Like it or not, lawyers are tending to intrude into the adjudication process. Perhaps the industry should stop resisting and treat them as a guiding hand

So much of this section of Building is devoted to adjudication cases that I hesitate to add another column. But, prompted by a wise and sensible piece from Paul Letman in the Tecbar Review, I thought it was worth looking again at lawyers’ involvement in adjudication.

Before the Latham Review in 1994 adjudicators were pretty well unknown.

The system of bringing in an impartial “expert” (rarely a lawyer) with specialist expertise to determine disputes on a “final and binding” basis was, however, very familiar - particularly in the property industry and in relation to valuation and rent review issues.

It is perhaps therefore not surprising that the BPF contract published in the 1980s contained provisions for adjudication in terms very similar to the statutory regime now imposed. Yet what the BPF envisaged and what Latham echoes is not a “legal” forensic process, rather a swift way of resolving disputes on site, to ensure that cash flows speedily, but with the possibility of the dispute being opened up again in arbitration/the courts after practical completion, to avoid serious injustices.

Because of the distinction being made between a relatively arbitrary but temporary decision and a full legal process, there was much discussion in the context of the drafting of the Scheme for Construction Contracts regulations as to whether parties should be specifically prohibited from being legally represented in any adjudication process. In the event, it was concluded that this was not practicable; nevertheless that was the trend of the industry’s thinking.

Philip Letman argues that lawyers should be involved because if an adjudicator gets the law wrong, there is a risk that the resulting decision will not be enforced. This risk affects both parties to adjudication, particularly where the error relates to mistaken decisions by the adjudicator on his jurisdiction.

As Letman notes, there is “an increasing risk of case law affecting the outcome of any adjudication”.

He cites a number of examples, focusing specifically on cases where the adjudicator had incorrectly decided whether he should address cross-claims and where adjudicators had attempted to correct their decisions under the “slip rule” but in fact overstepped the line.
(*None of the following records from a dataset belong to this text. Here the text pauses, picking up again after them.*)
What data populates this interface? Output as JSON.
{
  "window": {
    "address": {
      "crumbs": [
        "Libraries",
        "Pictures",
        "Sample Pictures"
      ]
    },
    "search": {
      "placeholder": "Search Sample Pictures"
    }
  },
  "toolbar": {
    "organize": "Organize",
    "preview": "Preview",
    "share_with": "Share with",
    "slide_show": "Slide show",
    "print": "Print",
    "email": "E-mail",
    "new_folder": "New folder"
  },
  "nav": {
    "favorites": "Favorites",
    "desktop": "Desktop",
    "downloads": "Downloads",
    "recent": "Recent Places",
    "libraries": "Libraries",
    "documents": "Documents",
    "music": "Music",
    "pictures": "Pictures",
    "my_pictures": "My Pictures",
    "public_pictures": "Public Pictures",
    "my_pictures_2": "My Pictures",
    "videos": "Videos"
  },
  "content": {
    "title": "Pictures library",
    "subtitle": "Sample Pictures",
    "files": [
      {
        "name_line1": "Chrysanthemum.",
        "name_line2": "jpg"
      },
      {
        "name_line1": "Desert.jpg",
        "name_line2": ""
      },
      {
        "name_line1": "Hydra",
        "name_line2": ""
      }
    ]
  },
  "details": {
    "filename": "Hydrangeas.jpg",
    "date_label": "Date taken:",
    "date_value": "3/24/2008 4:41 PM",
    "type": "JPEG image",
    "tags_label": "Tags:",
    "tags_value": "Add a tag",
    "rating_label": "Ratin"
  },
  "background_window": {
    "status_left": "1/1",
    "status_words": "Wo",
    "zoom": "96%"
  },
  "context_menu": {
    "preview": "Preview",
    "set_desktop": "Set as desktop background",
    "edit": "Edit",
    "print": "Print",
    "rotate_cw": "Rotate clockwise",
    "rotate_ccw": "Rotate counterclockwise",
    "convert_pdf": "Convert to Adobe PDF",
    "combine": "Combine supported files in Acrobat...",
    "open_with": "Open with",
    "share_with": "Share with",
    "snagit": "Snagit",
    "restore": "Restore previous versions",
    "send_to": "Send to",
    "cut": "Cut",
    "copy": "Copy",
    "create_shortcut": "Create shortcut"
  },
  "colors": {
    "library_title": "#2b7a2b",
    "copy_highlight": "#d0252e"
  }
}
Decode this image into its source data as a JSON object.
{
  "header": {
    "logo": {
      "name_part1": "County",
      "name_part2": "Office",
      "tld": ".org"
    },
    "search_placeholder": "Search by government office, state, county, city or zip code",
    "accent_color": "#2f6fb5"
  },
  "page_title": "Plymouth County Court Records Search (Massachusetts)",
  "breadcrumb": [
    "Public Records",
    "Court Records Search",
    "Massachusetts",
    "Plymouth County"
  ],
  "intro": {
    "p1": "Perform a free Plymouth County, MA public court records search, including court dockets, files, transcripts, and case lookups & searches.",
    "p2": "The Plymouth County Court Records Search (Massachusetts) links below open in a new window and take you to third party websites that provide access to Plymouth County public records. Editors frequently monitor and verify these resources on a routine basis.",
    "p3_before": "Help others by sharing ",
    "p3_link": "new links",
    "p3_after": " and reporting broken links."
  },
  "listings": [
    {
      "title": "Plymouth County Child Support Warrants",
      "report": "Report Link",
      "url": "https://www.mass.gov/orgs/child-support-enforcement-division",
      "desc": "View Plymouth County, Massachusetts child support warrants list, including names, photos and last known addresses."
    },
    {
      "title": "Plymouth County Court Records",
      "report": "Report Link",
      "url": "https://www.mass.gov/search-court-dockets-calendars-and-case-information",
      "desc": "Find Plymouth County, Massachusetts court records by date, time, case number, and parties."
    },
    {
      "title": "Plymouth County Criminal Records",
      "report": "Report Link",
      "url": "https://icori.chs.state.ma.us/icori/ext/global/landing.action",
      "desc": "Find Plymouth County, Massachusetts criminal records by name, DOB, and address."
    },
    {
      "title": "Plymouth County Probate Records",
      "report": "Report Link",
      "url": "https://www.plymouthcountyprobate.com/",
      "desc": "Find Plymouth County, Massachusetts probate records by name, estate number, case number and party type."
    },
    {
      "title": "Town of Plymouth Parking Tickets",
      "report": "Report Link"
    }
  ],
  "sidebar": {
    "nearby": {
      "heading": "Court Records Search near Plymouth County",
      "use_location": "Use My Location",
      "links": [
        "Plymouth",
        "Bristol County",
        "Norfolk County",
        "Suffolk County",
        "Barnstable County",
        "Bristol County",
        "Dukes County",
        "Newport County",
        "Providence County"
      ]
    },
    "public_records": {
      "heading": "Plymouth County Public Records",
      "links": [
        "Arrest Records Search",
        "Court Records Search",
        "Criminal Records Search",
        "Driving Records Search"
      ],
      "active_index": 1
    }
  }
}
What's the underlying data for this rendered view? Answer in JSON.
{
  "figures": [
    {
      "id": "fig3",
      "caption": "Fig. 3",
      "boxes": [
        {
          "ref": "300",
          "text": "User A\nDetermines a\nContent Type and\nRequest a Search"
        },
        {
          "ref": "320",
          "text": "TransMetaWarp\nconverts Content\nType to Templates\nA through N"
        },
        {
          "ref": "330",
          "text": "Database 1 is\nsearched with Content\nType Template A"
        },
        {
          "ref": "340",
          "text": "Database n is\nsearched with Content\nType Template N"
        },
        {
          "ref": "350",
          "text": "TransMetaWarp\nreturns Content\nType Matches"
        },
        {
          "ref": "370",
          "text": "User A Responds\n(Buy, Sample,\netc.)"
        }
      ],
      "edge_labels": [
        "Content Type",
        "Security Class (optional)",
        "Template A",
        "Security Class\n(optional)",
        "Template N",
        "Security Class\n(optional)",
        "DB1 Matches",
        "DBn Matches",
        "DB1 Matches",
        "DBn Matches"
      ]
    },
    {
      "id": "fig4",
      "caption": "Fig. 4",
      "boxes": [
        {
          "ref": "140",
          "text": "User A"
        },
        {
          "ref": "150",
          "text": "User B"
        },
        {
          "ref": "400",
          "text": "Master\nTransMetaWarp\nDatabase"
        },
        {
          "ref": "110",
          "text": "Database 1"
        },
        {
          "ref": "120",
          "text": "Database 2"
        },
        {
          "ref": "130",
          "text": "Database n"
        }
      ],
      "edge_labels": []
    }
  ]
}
He even managed to find an adjudicator - a qualified solicitor, no less - who gave an award which failed to mention a main contractor’s set-off and cross-claim in defence of its client’s claim for LADs.

Letman’s response is to suggest that parties have “appropriate” legal representation. He recommends involving a lawyer in preparing the referral notice and to provide “a guiding hand” during the adjudication. Alternatively, parties can wait and see whether they need legal advice and assistance if any jurisdictional, or similar, issues arise. Sometimes, he suggests, a legally qualified adjudicator may be appropriate. He reminds us that a non-legally qualified adjudicator can enlist the assistance of a legal adviser, provided he notifies parties accordingly pursuant to paragraph 13 of the scheme - a power which, he notes (and I agree) is “surprisingly underutilised”.

The reason I have quoted Paul Letman’s piece at length is because it may be time to review the industry’s original “no lawyer” position, which I have previously supported. Whatever may originally have been intended, and however undesirable this is, the intrusions which lawyers have already made into the process means there is probably a sensible role for an expert legal hand on the tiller to guide the unwary away from the traps.

Letman does not unthinkingly advocate - as many lawyers would - that lawyers trample all over the process. Instead, if I have understood him correctly, he suggests a thoughtful, sparing and cost-effective use of lawyers. The most effective use of lawyers is to provide advice to a non-legally qualified adjudicator.

But what do others think? Should we be trying to recast the adjudication process so it reverts to something more akin to the industry’s original intentions? Or should we move it forward so that it becomes closer to a legally driven mini-arbitration? Or, finally, should we just resign ourselves to what we have now, warts and all?

Ann Minogue is a partner at law firm Ashurst